Ben Howe, contributing writer to both RedState.com and Breitbart.com, has posted video of a brief but instructive conversation with NPR reporter Peter Overby regarding NPR assigning Overby to cover stories about the liberal Common Cause challenging the tax-exempt status of the conservative American Legislative Exchange Council, even though Overby is a former Common Cause employee. In recent weeks, Overby has written five stories about Common Cause's attack on ALEC.

By Tim Graham | June 2, 2012 | 6:47 AM EDT

This is hot on the liberal Twittersphere: “The Charts That Should Accompany All Discussions of Media Bias” by James Fallows, a former U.S. News & World Report editor (and Jimmy Carter speechwriter). Fallows is now a weekend contributor to National Public Radio.

Once again, they drag out charts based on a Pew ”study” of the media: “They are the ones presented this morning by John Sides, drawing on Pew analyses of positive, negative, and neutral press coverage of all Republican candidates and of President Obama through this past year.” Fallows insists he has proven “you can't sanely argue that the press is in the tank for Obama.”

By Ken Shepherd | May 31, 2012 | 3:00 PM EDT

NPR's Greg Allen has dutifully joined others in the liberal media in presenting the liberal Democratic spin on Florida's efforts to remove noncitizens from its voter rolls as a heavy-handed "purge." As I noted yesterday, the so-called "purge" has amounted to just 0.02 percent of the state's voters being called to address discrepancies in their voter registration that suggest they are noncitizens.

Predictably, Allen seized on the Democrats' poster veteran, Bill Internicola, a 91-year-old Bronze Star recipient who was born in the Bronx and is, of course, a natural-born citizen. But of course Allen failed to inform listeners of NPR's Morning Edition that Internicola's citizen status was questioned by state officials perhaps because of a date-of-birth discrepancy between his voter registration and his driver's license. Noted the Miami Herald:

By Tim Graham | May 28, 2012 | 7:33 AM EDT

Mickey Kaus at the Daily Caller flagged an example of NPR “laundering” an amnesty activist named “Lucy” as just a typical Latina who represents how Romney might have difficulty with the Latino vote. It’s the same “Lucy” that heckled Mitt Romney until supporters applauded over her yelling. It’s not even the first time “Lucy” has harassed Romney. 

On the May 23 All Things Considered, NPR’s David Welna interviewed an “undocumented” young woman named only “Lucy” on the sidewalk and she complained that he’s failing to support the “DREAM Act” providing amnesty for illegal immigrants who came to America as children:

By Matthew Balan | May 25, 2012 | 7:24 PM EDT

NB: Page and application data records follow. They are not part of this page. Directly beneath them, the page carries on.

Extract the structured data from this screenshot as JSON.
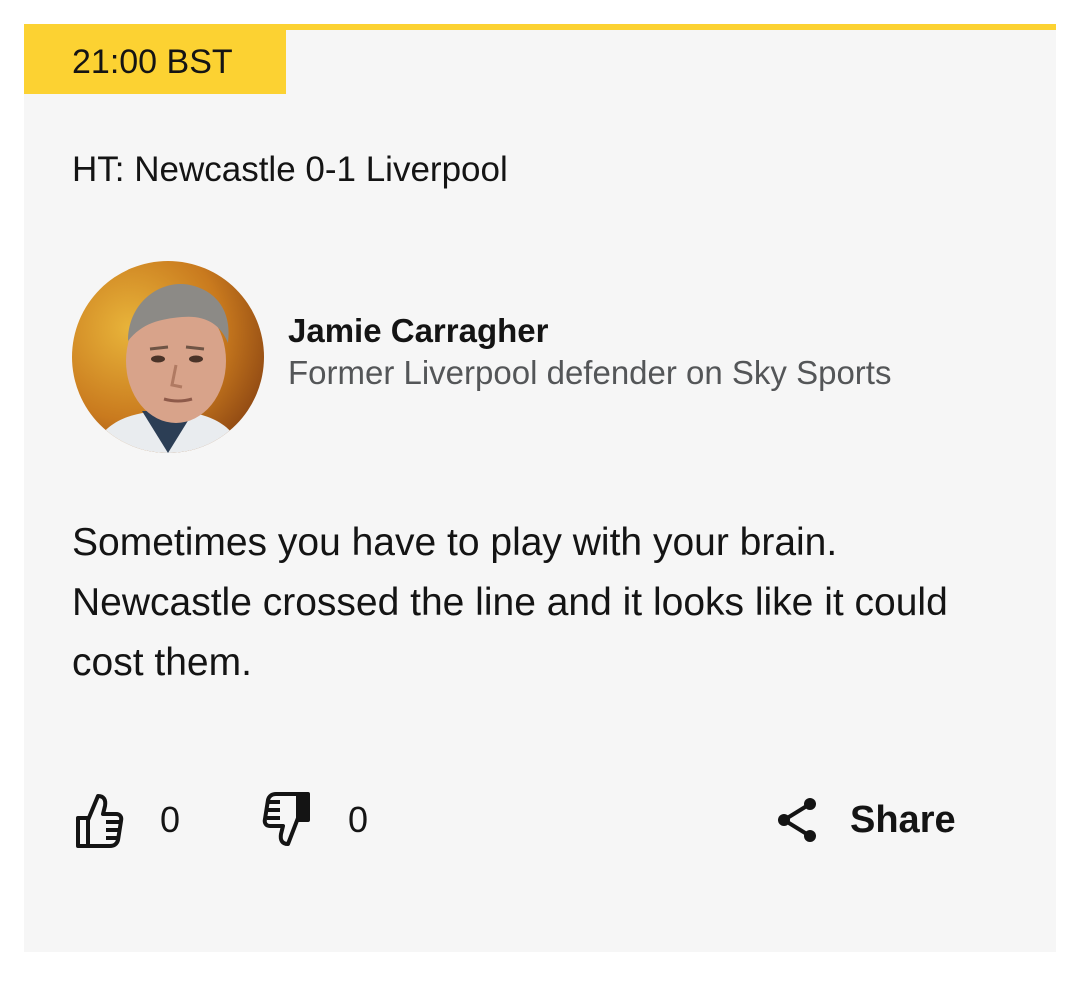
{
  "post": {
    "time": "21:00 BST",
    "headline": "HT: Newcastle 0-1 Liverpool",
    "contributor": {
      "name": "Jamie Carragher",
      "role": "Former Liverpool defender on Sky Sports",
      "avatar_icon": "contributor-photo"
    },
    "quote": "Sometimes you have to play with your brain. Newcastle crossed the line and it looks like it could cost them.",
    "actions": {
      "like_count": "0",
      "dislike_count": "0",
      "share_label": "Share",
      "like_icon": "thumbs-up-icon",
      "dislike_icon": "thumbs-down-icon",
      "share_icon": "share-icon"
    }
  },
  "colors": {
    "accent": "#fcd232",
    "card_background": "#f6f6f6",
    "text_primary": "#141414",
    "text_secondary": "#545658"
  }
}
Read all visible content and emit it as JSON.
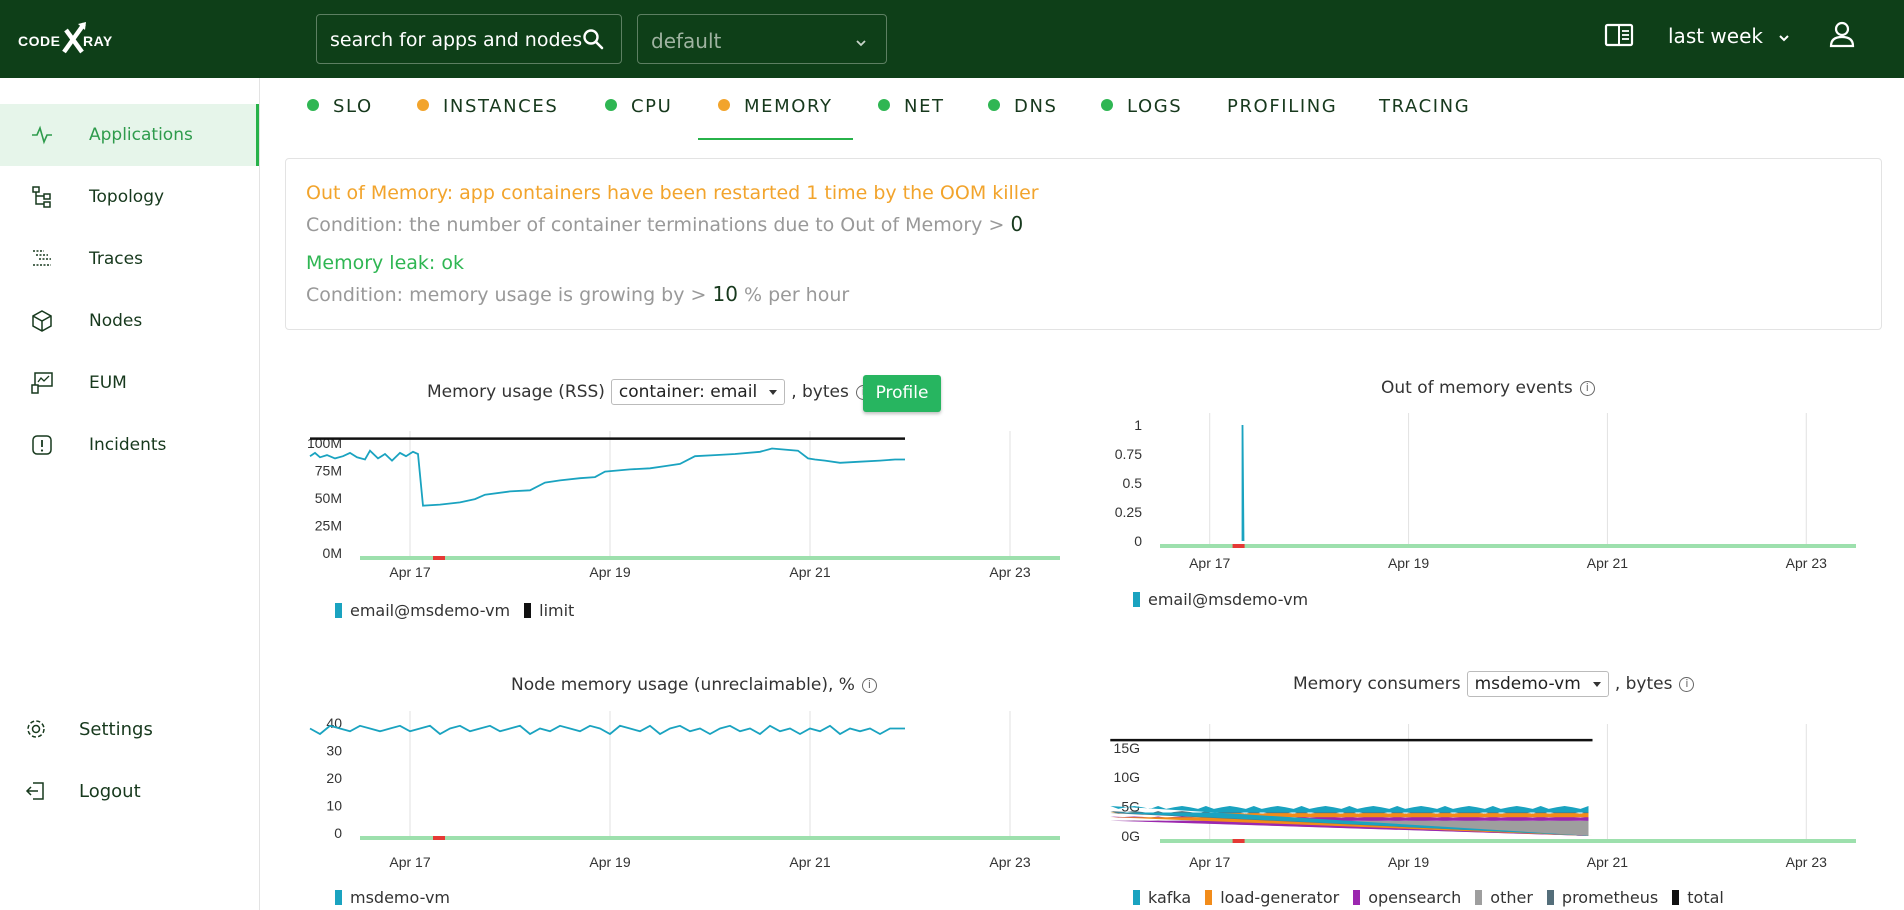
{
  "header": {
    "logo_text": "CODEXRAY",
    "search_placeholder": "search for apps and nodes",
    "project": "default",
    "time_range": "last week"
  },
  "sidebar": {
    "items": [
      {
        "label": "Applications",
        "icon": "pulse-icon",
        "active": true
      },
      {
        "label": "Topology",
        "icon": "topology-icon"
      },
      {
        "label": "Traces",
        "icon": "traces-icon"
      },
      {
        "label": "Nodes",
        "icon": "cube-icon"
      },
      {
        "label": "EUM",
        "icon": "eum-icon"
      },
      {
        "label": "Incidents",
        "icon": "alert-icon"
      }
    ],
    "bottom": [
      {
        "label": "Settings",
        "icon": "gear-icon"
      },
      {
        "label": "Logout",
        "icon": "logout-icon"
      }
    ]
  },
  "tabs": [
    {
      "label": "SLO",
      "status": "ok"
    },
    {
      "label": "INSTANCES",
      "status": "warning"
    },
    {
      "label": "CPU",
      "status": "ok"
    },
    {
      "label": "MEMORY",
      "status": "warning",
      "active": true
    },
    {
      "label": "NET",
      "status": "ok"
    },
    {
      "label": "DNS",
      "status": "ok"
    },
    {
      "label": "LOGS",
      "status": "ok"
    },
    {
      "label": "PROFILING",
      "status": "none"
    },
    {
      "label": "TRACING",
      "status": "none"
    }
  ],
  "colors": {
    "header_bg": "#0e3f18",
    "ok": "#2fb653",
    "warning": "#f2a42c",
    "accent": "#27b24a",
    "series_teal": "#1aa3c0"
  },
  "checks": [
    {
      "title": "Out of Memory: app containers have been restarted 1 time by the OOM killer",
      "status": "warning",
      "condition_prefix": "Condition: the number of container terminations due to Out of Memory >",
      "threshold": "0",
      "condition_suffix": ""
    },
    {
      "title": "Memory leak: ok",
      "status": "ok",
      "condition_prefix": "Condition: memory usage is growing by >",
      "threshold": "10",
      "condition_suffix": "% per hour"
    }
  ],
  "charts_ui": {
    "rss_title": "Memory usage (RSS)",
    "rss_select": "container: email",
    "rss_suffix": ", bytes",
    "profile_button": "Profile",
    "oom_title": "Out of memory events",
    "node_title": "Node memory usage (unreclaimable), %",
    "consumers_title": "Memory consumers",
    "consumers_select": "msdemo-vm",
    "consumers_suffix": ", bytes"
  },
  "chart_data": [
    {
      "type": "line",
      "title": "Memory usage (RSS)",
      "x_ticks": [
        "Apr 17",
        "Apr 19",
        "Apr 21",
        "Apr 23"
      ],
      "y_ticks": [
        "0M",
        "25M",
        "50M",
        "75M",
        "100M"
      ],
      "ylim": [
        0,
        100
      ],
      "y_unit": "M",
      "x_days": [
        16.5,
        23.5
      ],
      "legend": [
        "email@msdemo-vm",
        "limit"
      ],
      "series": [
        {
          "name": "email@msdemo-vm",
          "color": "#1aa3c0",
          "points": [
            [
              16.0,
              88
            ],
            [
              16.05,
              91
            ],
            [
              16.1,
              87
            ],
            [
              16.17,
              89
            ],
            [
              16.25,
              86
            ],
            [
              16.33,
              88
            ],
            [
              16.4,
              91
            ],
            [
              16.47,
              87
            ],
            [
              16.55,
              85
            ],
            [
              16.6,
              93
            ],
            [
              16.68,
              86
            ],
            [
              16.75,
              90
            ],
            [
              16.82,
              84
            ],
            [
              16.9,
              91
            ],
            [
              16.96,
              88
            ],
            [
              17.03,
              92
            ],
            [
              17.08,
              90
            ],
            [
              17.13,
              43
            ],
            [
              17.3,
              44
            ],
            [
              17.5,
              46
            ],
            [
              17.65,
              49
            ],
            [
              17.75,
              53
            ],
            [
              18.0,
              56
            ],
            [
              18.2,
              57
            ],
            [
              18.35,
              64
            ],
            [
              18.5,
              66
            ],
            [
              18.7,
              68
            ],
            [
              18.85,
              69
            ],
            [
              18.95,
              74
            ],
            [
              19.2,
              76
            ],
            [
              19.4,
              77
            ],
            [
              19.55,
              79
            ],
            [
              19.7,
              81
            ],
            [
              19.85,
              88
            ],
            [
              20.05,
              89
            ],
            [
              20.25,
              90
            ],
            [
              20.5,
              92
            ],
            [
              20.62,
              95
            ],
            [
              20.75,
              94
            ],
            [
              20.88,
              93
            ],
            [
              20.98,
              86
            ],
            [
              21.05,
              85
            ],
            [
              21.15,
              84
            ],
            [
              21.3,
              82
            ],
            [
              21.5,
              83
            ],
            [
              21.7,
              84
            ],
            [
              21.85,
              85
            ],
            [
              21.95,
              85
            ]
          ]
        },
        {
          "name": "limit",
          "color": "#111111",
          "points": [
            [
              16.0,
              104
            ],
            [
              21.95,
              104
            ]
          ]
        }
      ],
      "event_markers": [
        17.23
      ]
    },
    {
      "type": "line",
      "title": "Out of memory events",
      "x_ticks": [
        "Apr 17",
        "Apr 19",
        "Apr 21",
        "Apr 23"
      ],
      "y_ticks": [
        "0",
        "0.25",
        "0.5",
        "0.75",
        "1"
      ],
      "ylim": [
        0,
        1
      ],
      "x_days": [
        16.5,
        23.5
      ],
      "legend": [
        "email@msdemo-vm"
      ],
      "series": [
        {
          "name": "email@msdemo-vm",
          "color": "#1aa3c0",
          "points": [
            [
              17.33,
              0
            ],
            [
              17.33,
              1
            ],
            [
              17.34,
              0
            ]
          ]
        }
      ],
      "event_markers": [
        17.23
      ]
    },
    {
      "type": "line",
      "title": "Node memory usage (unreclaimable), %",
      "x_ticks": [
        "Apr 17",
        "Apr 19",
        "Apr 21",
        "Apr 23"
      ],
      "y_ticks": [
        "0",
        "10",
        "20",
        "30",
        "40"
      ],
      "ylim": [
        0,
        40
      ],
      "x_days": [
        16.5,
        23.5
      ],
      "legend": [
        "msdemo-vm"
      ],
      "series": [
        {
          "name": "msdemo-vm",
          "color": "#1aa3c0",
          "points": [
            [
              16.0,
              38
            ],
            [
              16.1,
              36
            ],
            [
              16.2,
              39
            ],
            [
              16.3,
              38
            ],
            [
              16.4,
              37
            ],
            [
              16.5,
              39
            ],
            [
              16.6,
              38
            ],
            [
              16.7,
              37
            ],
            [
              16.8,
              38
            ],
            [
              16.9,
              39
            ],
            [
              17.0,
              37
            ],
            [
              17.1,
              38
            ],
            [
              17.2,
              39
            ],
            [
              17.3,
              36
            ],
            [
              17.4,
              38
            ],
            [
              17.5,
              39
            ],
            [
              17.6,
              37
            ],
            [
              17.7,
              38
            ],
            [
              17.8,
              39
            ],
            [
              17.9,
              37
            ],
            [
              18.0,
              38
            ],
            [
              18.1,
              39
            ],
            [
              18.2,
              36
            ],
            [
              18.3,
              38
            ],
            [
              18.4,
              37
            ],
            [
              18.5,
              39
            ],
            [
              18.6,
              38
            ],
            [
              18.7,
              37
            ],
            [
              18.8,
              39
            ],
            [
              18.9,
              38
            ],
            [
              19.0,
              36
            ],
            [
              19.1,
              39
            ],
            [
              19.2,
              38
            ],
            [
              19.3,
              37
            ],
            [
              19.4,
              39
            ],
            [
              19.5,
              36
            ],
            [
              19.6,
              38
            ],
            [
              19.7,
              39
            ],
            [
              19.8,
              37
            ],
            [
              19.9,
              38
            ],
            [
              20.0,
              36
            ],
            [
              20.1,
              38
            ],
            [
              20.2,
              39
            ],
            [
              20.3,
              37
            ],
            [
              20.4,
              38
            ],
            [
              20.5,
              36
            ],
            [
              20.6,
              39
            ],
            [
              20.7,
              37
            ],
            [
              20.8,
              38
            ],
            [
              20.9,
              36
            ],
            [
              21.0,
              38
            ],
            [
              21.1,
              37
            ],
            [
              21.2,
              39
            ],
            [
              21.3,
              36
            ],
            [
              21.4,
              38
            ],
            [
              21.5,
              37
            ],
            [
              21.6,
              38
            ],
            [
              21.7,
              36
            ],
            [
              21.8,
              38
            ],
            [
              21.95,
              38
            ]
          ]
        }
      ],
      "event_markers": [
        17.23
      ]
    },
    {
      "type": "area",
      "title": "Memory consumers",
      "x_ticks": [
        "Apr 17",
        "Apr 19",
        "Apr 21",
        "Apr 23"
      ],
      "y_ticks": [
        "0G",
        "5G",
        "10G",
        "15G"
      ],
      "ylim": [
        0,
        17
      ],
      "y_unit": "G",
      "x_days": [
        16.5,
        23.5
      ],
      "x_range": [
        16.0,
        20.85
      ],
      "legend": [
        "kafka",
        "load-generator",
        "opensearch",
        "other",
        "prometheus",
        "total"
      ],
      "series": [
        {
          "name": "other",
          "color": "#9e9e9e",
          "value": 2.6
        },
        {
          "name": "opensearch",
          "color": "#9b27af",
          "value": 0.6
        },
        {
          "name": "load-generator",
          "color": "#f28c1a",
          "value": 0.7
        },
        {
          "name": "prometheus",
          "color": "#546e7a",
          "value": 0.1
        },
        {
          "name": "kafka",
          "color": "#1aa3c0",
          "value": 0.8
        },
        {
          "name": "total",
          "color": "#111111",
          "value": 16.3,
          "line": true
        }
      ],
      "event_markers": [
        17.23
      ]
    }
  ]
}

NPR obviously thought the case of Monsignor William Lynn, "the highest ranking Catholic official in the U.S. to be criminally tried for covering up child sex abuse by priests," was newsworthy, as they devoted four and a half minutes to the story on Thursday's All Things Considered. Meanwhile, the public radio network has yet to cover the Monday filing of 12 major lawsuits against ObamaCare's contraception/abortifacient mandate by Catholic dioceses and organizations on the air.

Correspondent Barbara Bradley Hagerty's report aired mere minutes before the CBS Evening News led with the Lynn case. On Friday, Media Research Center president Brent Bozell took both CBS and NPR to task for playing up the story, while remaining completely silent on the pro-religious freedom litigation.

By Brent Bozell | May 25, 2012 | 1:22 PM EDT

The broadcast networks stubbornly pushed ahead, logging another 24 hours -- now we're at four straight days --  ignoring the Catholic lawsuits against the Obama administration. And once again on Thursday night, instead of covering this historic lawsuit championing religious freedom,  the CBS Evening News offered another two and a half minutes to a “massive coverup” of Catholic sex abuse in Philadelphia. That’s five minutes on Catholic abuse charges to 19 seconds on Catholic religious freedom. ABC and NBC are still silent, completely silent.

Taxpayer-funded NPR, which has ignored Catholic religious freedom on its morning and evening newscasts all week, covered the Philadelphia trial for four and a half minutes on the show they call “All Things Considered.” The only Catholic news story worthy of consideration for these outlets seem to be dated stories on what CBS calls “predator priests.”